"Part of the planning for hospitals is acquiring the materials, whether it be masks or respirators or antiviral drugs that will protect their health care workers and maintain operations during a pandemic," Schwartz says. "One cannot predict whether H5N1 is going to ever cause a pandemic. It certainly is the greatest pandemic threat that is out there. The continued circulation of this virus in poultry and the occasional infection of people certainly raise the risk that such a mutation could occur. Whether it does or not is totally unpredictable."

(Editor's note: The HHS issued a notice regarding the guidelines and a comment period in the June 3, 2008, Federal Register. The guidelines are posted at http://aspe.hhs.gov. The comment period ends July 3, 2008.)

References

  1. Department of Health and Human Services. Proposed Guidance on Antiviral Drug Use during an Influenza Pandemic, 2008. Available at: http://aspe.hhs.gov.
  2. Centers for Disease Control and Prevention. Influenza Antiviral Medications: Summary for Clinicians, 2007. Available at: www.cdc.gov.
  3. Elder AG, O'Donnell B, McCruden EAB, et al. Incidence and recall of influenza in a cohort of Glasgow healthcare workers during the 1993-4 epidemic: Results of serum testing and questionnaire. BMJ 1996; 313:1,241-1,242.
  4. Kawana A, Teruya K, Kirikae T, et al. Syndromic surveillance within a hospital for the early detection of a nosocomial outbreak of acute respiratory illness. Jpn J Infect Dis 2006; 59:377-379.
  5. Salgado CD, Giannetta ET, Hayden FG, et al. Preventing nosocomial influenza by improving the vaccine acceptance rate of clinicians.
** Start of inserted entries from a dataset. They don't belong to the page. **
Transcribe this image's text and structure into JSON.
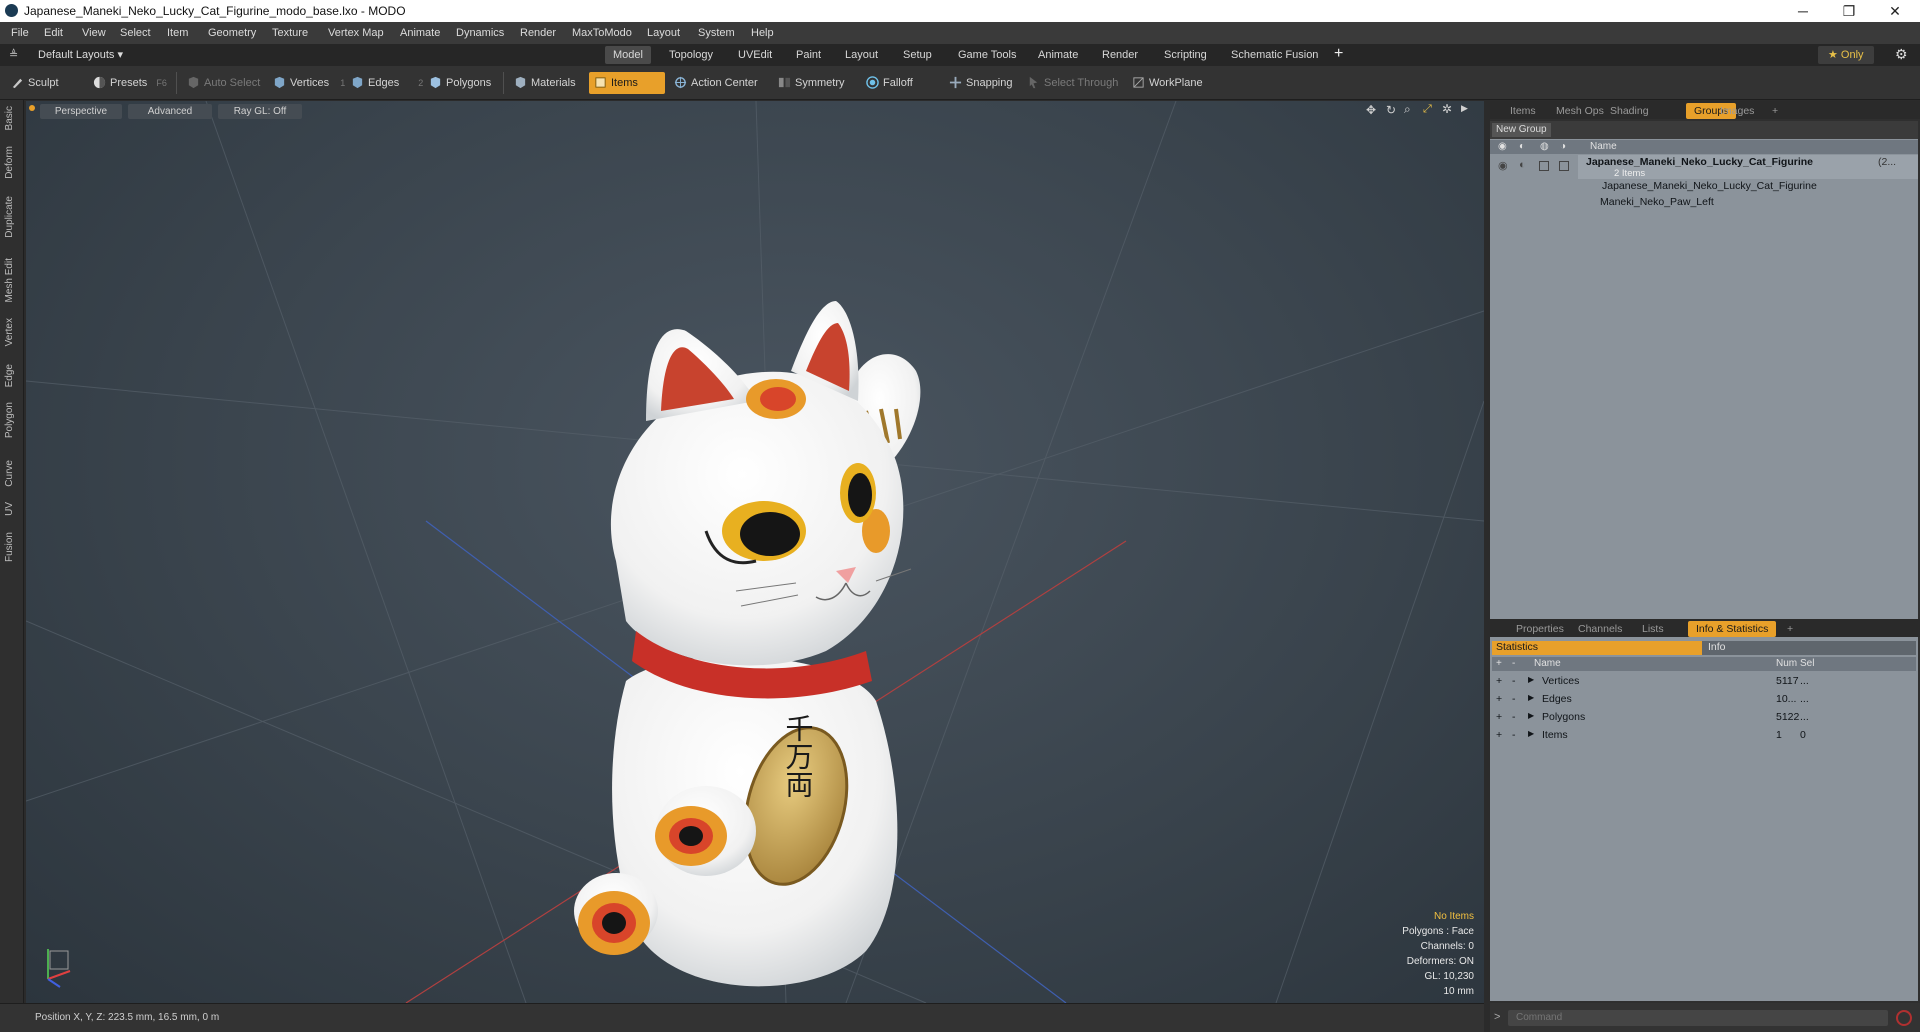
{
  "window": {
    "title": "Japanese_Maneki_Neko_Lucky_Cat_Figurine_modo_base.lxo - MODO",
    "controls": [
      "─",
      "❐",
      "✕"
    ]
  },
  "menu": [
    "File",
    "Edit",
    "View",
    "Select",
    "Item",
    "Geometry",
    "Texture",
    "Vertex Map",
    "Animate",
    "Dynamics",
    "Render",
    "MaxToModo",
    "Layout",
    "System",
    "Help"
  ],
  "layoutbar": {
    "default_layouts": "Default Layouts ▾",
    "tabs": [
      "Model",
      "Topology",
      "UVEdit",
      "Paint",
      "Layout",
      "Setup",
      "Game Tools",
      "Animate",
      "Render",
      "Scripting",
      "Schematic Fusion"
    ],
    "active_tab": "Model",
    "add": "+",
    "only": "★  Only"
  },
  "toolbar": {
    "sculpt": "Sculpt",
    "presets": "Presets",
    "presets_key": "F6",
    "auto_select": "Auto Select",
    "vertices": "Vertices",
    "vertices_count": "1",
    "edges": "Edges",
    "edges_count": "2",
    "polygons": "Polygons",
    "materials": "Materials",
    "items": "Items",
    "action_center": "Action Center",
    "symmetry": "Symmetry",
    "falloff": "Falloff",
    "snapping": "Snapping",
    "select_through": "Select Through",
    "workplane": "WorkPlane"
  },
  "lefttabs": [
    "Basic",
    "Deform",
    "Duplicate",
    "Mesh Edit",
    "Vertex",
    "Edge",
    "Polygon",
    "Curve",
    "UV",
    "Fusion"
  ],
  "viewport": {
    "perspective": "Perspective",
    "advanced": "Advanced",
    "raygl": "Ray GL: Off",
    "overlay": {
      "no_items": "No Items",
      "polygons": "Polygons : Face",
      "channels": "Channels: 0",
      "deformers": "Deformers: ON",
      "gl": "GL: 10,230",
      "scale": "10 mm"
    },
    "coin_text": "千万両"
  },
  "groups_panel": {
    "tabs": [
      "Items",
      "Mesh Ops",
      "Shading",
      "Groups",
      "Images",
      "+"
    ],
    "active_tab": "Groups",
    "new_group": "New Group",
    "col_name": "Name",
    "group_name": "Japanese_Maneki_Neko_Lucky_Cat_Figurine",
    "group_suffix": "(2...",
    "group_count": "2 Items",
    "children": [
      "Japanese_Maneki_Neko_Lucky_Cat_Figurine",
      "Maneki_Neko_Paw_Left"
    ]
  },
  "stats_panel": {
    "tabs": [
      "Properties",
      "Channels",
      "Lists",
      "Info & Statistics",
      "+"
    ],
    "active_tab": "Info & Statistics",
    "sub_statistics": "Statistics",
    "sub_info": "Info",
    "col_name": "Name",
    "col_num": "Num",
    "col_sel": "Sel",
    "rows": [
      {
        "name": "Vertices",
        "num": "5117",
        "sel": "..."
      },
      {
        "name": "Edges",
        "num": "10...",
        "sel": "..."
      },
      {
        "name": "Polygons",
        "num": "5122",
        "sel": "..."
      },
      {
        "name": "Items",
        "num": "1",
        "sel": "0"
      }
    ]
  },
  "status": {
    "position": "Position X, Y, Z:   223.5 mm, 16.5 mm, 0 m",
    "command_prompt": ">",
    "command_placeholder": "Command"
  }
}
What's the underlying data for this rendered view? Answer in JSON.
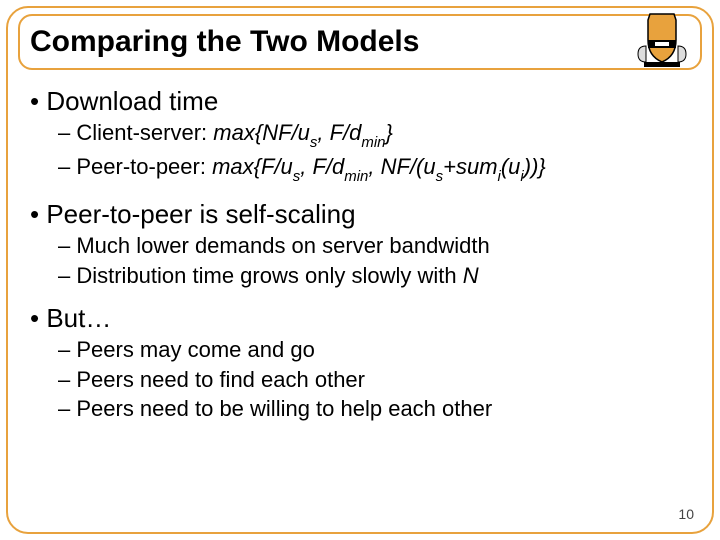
{
  "title": "Comparing the Two Models",
  "section1": {
    "heading": "• Download time",
    "item1_pre": "– Client-server: ",
    "item1_formula_a": "max{NF/u",
    "item1_sub_a": "s",
    "item1_formula_b": ", F/d",
    "item1_sub_b": "min",
    "item1_formula_c": "}",
    "item2_pre": "– Peer-to-peer: ",
    "item2_a": "max{F/u",
    "item2_sub_a": "s",
    "item2_b": ", F/d",
    "item2_sub_b": "min",
    "item2_c": ", NF/(u",
    "item2_sub_c": "s",
    "item2_d": "+sum",
    "item2_sub_d": "i",
    "item2_e": "(u",
    "item2_sub_e": "i",
    "item2_f": "))}"
  },
  "section2": {
    "heading": "• Peer-to-peer is self-scaling",
    "item1": "– Much lower demands on server bandwidth",
    "item2_pre": "– Distribution time grows only slowly with ",
    "item2_ital": "N"
  },
  "section3": {
    "heading": "• But…",
    "item1": "– Peers may come and go",
    "item2": "– Peers need to find each other",
    "item3": "– Peers need to be willing to help each other"
  },
  "slide_number": "10"
}
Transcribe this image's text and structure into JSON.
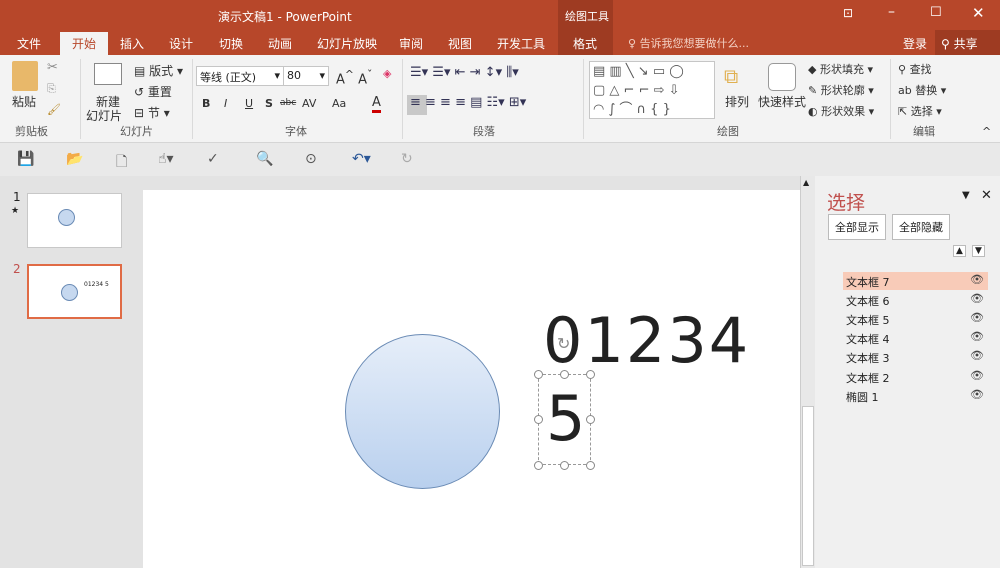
{
  "title": "演示文稿1 - PowerPoint",
  "context_tab_group": "绘图工具",
  "window_controls": [
    "restore-ribbon",
    "minimize",
    "maximize",
    "close"
  ],
  "tabs": [
    "文件",
    "开始",
    "插入",
    "设计",
    "切换",
    "动画",
    "幻灯片放映",
    "审阅",
    "视图",
    "开发工具",
    "格式"
  ],
  "tell_me": "告诉我您想要做什么...",
  "signin": "登录",
  "share": "共享",
  "ribbon": {
    "clipboard": {
      "paste": "粘贴",
      "label": "剪贴板"
    },
    "slides": {
      "new_slide_1": "新建",
      "new_slide_2": "幻灯片",
      "layout": "版式",
      "reset": "重置",
      "section": "节",
      "label": "幻灯片"
    },
    "font": {
      "name": "等线 (正文)",
      "size": "80",
      "label": "字体",
      "buttons": [
        "B",
        "I",
        "U",
        "S",
        "abc",
        "AV",
        "Aa",
        "A"
      ]
    },
    "paragraph": {
      "label": "段落"
    },
    "drawing": {
      "arrange": "排列",
      "quick_styles": "快速样式",
      "fill": "形状填充",
      "outline": "形状轮廓",
      "effects": "形状效果",
      "label": "绘图"
    },
    "editing": {
      "find": "查找",
      "replace": "替换",
      "select": "选择",
      "label": "编辑"
    }
  },
  "thumbnails": [
    {
      "num": "1",
      "star": "★"
    },
    {
      "num": "2",
      "text": "01234 5"
    }
  ],
  "slide": {
    "line1": "01234",
    "line2": "5"
  },
  "selection_pane": {
    "title": "选择",
    "show_all": "全部显示",
    "hide_all": "全部隐藏",
    "items": [
      "文本框 7",
      "文本框 6",
      "文本框 5",
      "文本框 4",
      "文本框 3",
      "文本框 2",
      "椭圆 1"
    ],
    "selected_index": 0
  },
  "colors": {
    "accent": "#b7472a",
    "selected_item": "#f8cbb8"
  }
}
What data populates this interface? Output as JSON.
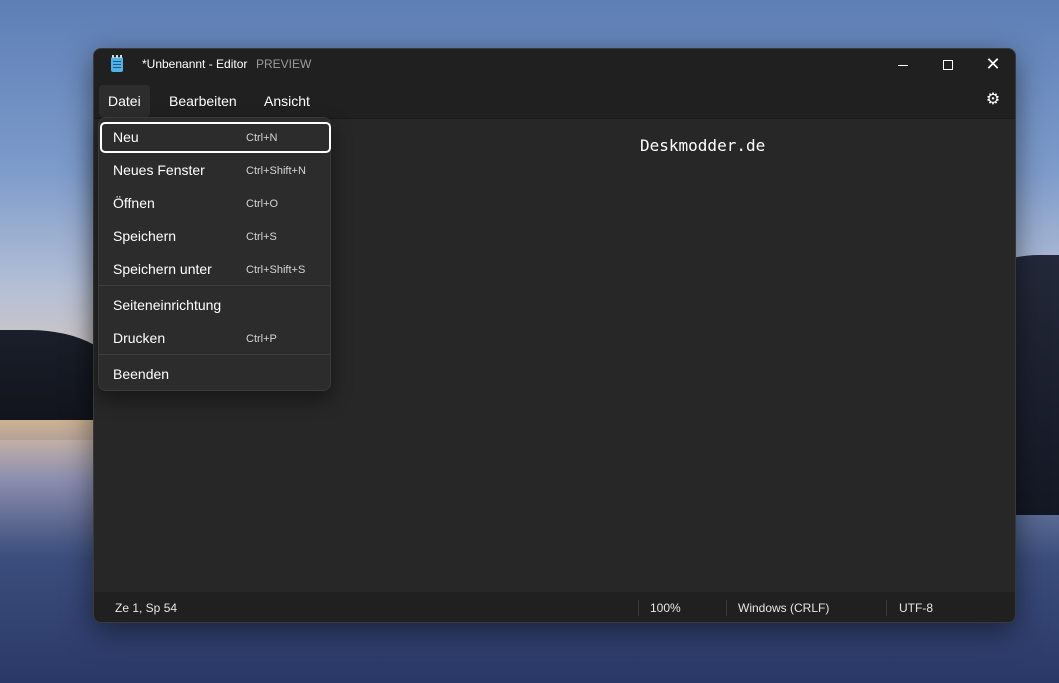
{
  "window": {
    "title": "*Unbenannt - Editor",
    "preview_label": "PREVIEW"
  },
  "menubar": {
    "items": [
      {
        "label": "Datei"
      },
      {
        "label": "Bearbeiten"
      },
      {
        "label": "Ansicht"
      }
    ],
    "settings_icon": "gear-icon"
  },
  "editor": {
    "content": "Deskmodder.de"
  },
  "file_menu": {
    "items": [
      {
        "label": "Neu",
        "shortcut": "Ctrl+N"
      },
      {
        "label": "Neues Fenster",
        "shortcut": "Ctrl+Shift+N"
      },
      {
        "label": "Öffnen",
        "shortcut": "Ctrl+O"
      },
      {
        "label": "Speichern",
        "shortcut": "Ctrl+S"
      },
      {
        "label": "Speichern unter",
        "shortcut": "Ctrl+Shift+S"
      },
      {
        "label": "Seiteneinrichtung",
        "shortcut": ""
      },
      {
        "label": "Drucken",
        "shortcut": "Ctrl+P"
      },
      {
        "label": "Beenden",
        "shortcut": ""
      }
    ]
  },
  "statusbar": {
    "position": "Ze 1, Sp 54",
    "zoom": "100%",
    "line_ending": "Windows (CRLF)",
    "encoding": "UTF-8"
  }
}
Inf Cont Hosp Epidemiol 2004; 25:923-928.
  6. Carman WF, Elder AG, Wallace LA, et al. Effects of influenza vaccination of healthcare workers on mortality of elderly people in long-term care: A randomized controlled trial. Lancet 2000; 355:93-97.